March 2016

Scout and control weeds before and after planting

Weeds compete with plants for moisture, light and nutrients during the fallow or interim period between crops and during the growing season. Weeds also serve as alternative hosts for various insects and disease pests. It is important to learn which weeds will grow rapidly and greatly impact the potential planned crop yield.

To be able to assess the impact that weeds can have in crops the farmer must have a detailed assessment of the types of weeds present in a particular cropping system. This can be achieved by implementing an integrated pest and weed control programme. Scouting is defined as a process of exploring to gain information. In this instance the information gained concerning the specific weed problems on your farm will enable a relevant weed control programme to be developed and implemented.

Scouting for weeds

It is highly recommended that farmers and agents or consultants buy a copy of Common Weeds of Crops and Gardens the 2nd Edition available from the ARC Crops Institute. (ISBN- 13 978-1-86849-399-9). Each weed type is well documented with photos of the seeds, early seed growth and mature plants and is an essential tool to identifying seeds so that clear identification and communication can be made between the farmer to the suppliers of herbicides and various mixes regarding the extent of the problem and the relevant chemical control of the specific weed problem in your crops. Efficient weed scouting requires a thorough knowledge of weed and crop biology, weed identification and growth habits, correct sampling methods and an economic impact evaluation of the infestation levels in a particular crop that will justify the expense of mechanical or chemical control.


Scouting for pests or weeds is usually carried out by walking through the lands in a zigzag or M pattern and assessing and counting the various weeds found in a square metre steel square placed on the ground, for example, every 50 or 100 metres. The idea is to create a random but representative picture of the intensity and prevalence of the problem weeds. The scouting and monitoring should take place in the period between crops prior to planting and in maize production at the 4th to 5th leaf stage at a stage when annual broadleaf and grass weeds are less than 38 mm tall.

If maps of the lands can be generated then the actual location of the test areas can be marked either by visual estimation or use of a GPS system for future reference.

Remember that weed infestations at the edge of a land might not represent the population of weeds found within the land. Sample carefully and objectively and take the size of the land into consideration when deciding on the number of points where measurements are taken. A rule of thumb would be to do each 25 hectares separately.

Weed infestations and individual weed populations can be classified broadly into four classes. Namely:

  • Scattered: Weeds are present but very few plants in the lands.
  • Slight: Weeds scattered throughout the land. An average of no more than one weed plant per metre of row. Economic loss unlikely but possible in certain areas.
  • Moderate: Fairly uniform concentration of weeds across the land with average concentrations of no more than one plant per 30 cm. Economic loss likely unless control measures taken.
  • Severe: More than one weed plant per 30 cm's of row for broadleaf weeds, three weed plants per 30 cm’s for grasses or large areas of heavy infestations. Economic loss certain unless the weeds are controlled.
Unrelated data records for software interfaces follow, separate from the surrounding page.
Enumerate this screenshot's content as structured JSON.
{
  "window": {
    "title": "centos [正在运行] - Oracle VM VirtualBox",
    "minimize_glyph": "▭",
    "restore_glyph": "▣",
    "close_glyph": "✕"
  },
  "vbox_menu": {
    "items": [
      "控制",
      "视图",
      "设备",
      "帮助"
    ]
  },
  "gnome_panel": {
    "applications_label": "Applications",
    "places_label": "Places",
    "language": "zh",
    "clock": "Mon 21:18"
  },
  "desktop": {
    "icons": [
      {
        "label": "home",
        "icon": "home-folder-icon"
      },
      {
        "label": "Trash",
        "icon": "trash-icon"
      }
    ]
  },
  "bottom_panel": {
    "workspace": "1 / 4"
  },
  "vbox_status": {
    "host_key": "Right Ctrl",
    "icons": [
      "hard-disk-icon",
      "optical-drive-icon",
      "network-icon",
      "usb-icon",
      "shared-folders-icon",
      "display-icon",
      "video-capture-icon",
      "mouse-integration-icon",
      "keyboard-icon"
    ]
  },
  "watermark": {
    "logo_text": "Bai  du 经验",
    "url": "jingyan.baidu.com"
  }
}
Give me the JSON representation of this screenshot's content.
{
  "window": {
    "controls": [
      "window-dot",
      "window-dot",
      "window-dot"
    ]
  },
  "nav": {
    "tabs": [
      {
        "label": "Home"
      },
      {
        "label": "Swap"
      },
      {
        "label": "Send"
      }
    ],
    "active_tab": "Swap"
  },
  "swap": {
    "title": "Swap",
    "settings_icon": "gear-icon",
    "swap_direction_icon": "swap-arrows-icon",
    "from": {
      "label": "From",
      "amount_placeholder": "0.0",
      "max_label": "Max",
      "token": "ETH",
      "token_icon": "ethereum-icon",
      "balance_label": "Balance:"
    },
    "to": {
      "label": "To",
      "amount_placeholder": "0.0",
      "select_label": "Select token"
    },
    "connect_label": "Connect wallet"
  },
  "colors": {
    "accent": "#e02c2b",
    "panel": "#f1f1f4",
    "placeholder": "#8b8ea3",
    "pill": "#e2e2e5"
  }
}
There are so many spray programmes available for genetically modified and normal crops that can be applied prior to planting, at planting and after planting. Keep in mind that the correct spray procedures must also be used in a no-till system or a conventional crop productionsystem. Always consult your herbicide supplier or agent before undertaking any programme envisaged.

It is important to be able to control a potentially bad infection either prior to plant or after planting timeously to prevent major economic loss.

Scout and control weeds before and after planting


Although it is possible to do ad hoc assessments of weed problems for control from year to year a written analysis over a few seasons will be of value. Keep records of every land on your farm and the different crops grown and record the weed assessment data so that you and your herbicide supplier can identify persistent weed problems and most importantly pick up as soon as possible any weeds types that are becoming resistant to a particular chemical programme.

The records should at least have the following data noted including, assessment period being pre or post planting, land location, cropping history, crop yields, pesticide use, herbicides used, soil type, soil test records, major pest and weed problems as well as the success rating of particular herbicides used.


As the use of herbicides is an expensive exercise when the whole costs of each spraying operation are taken into account it is important to accurately assess the problem in time. The increasing problem of resistance to herbicides must be kept in mind. Study the world trend by farmers to going back to mechanical weed control coupled with the optimum application of chemicals in order to reduce the overall costs of weed control but within the context of realising profitable yields on your farm.

Article submitted by a retired farmer.

Publication: March 2016

Section: Pula/Imvula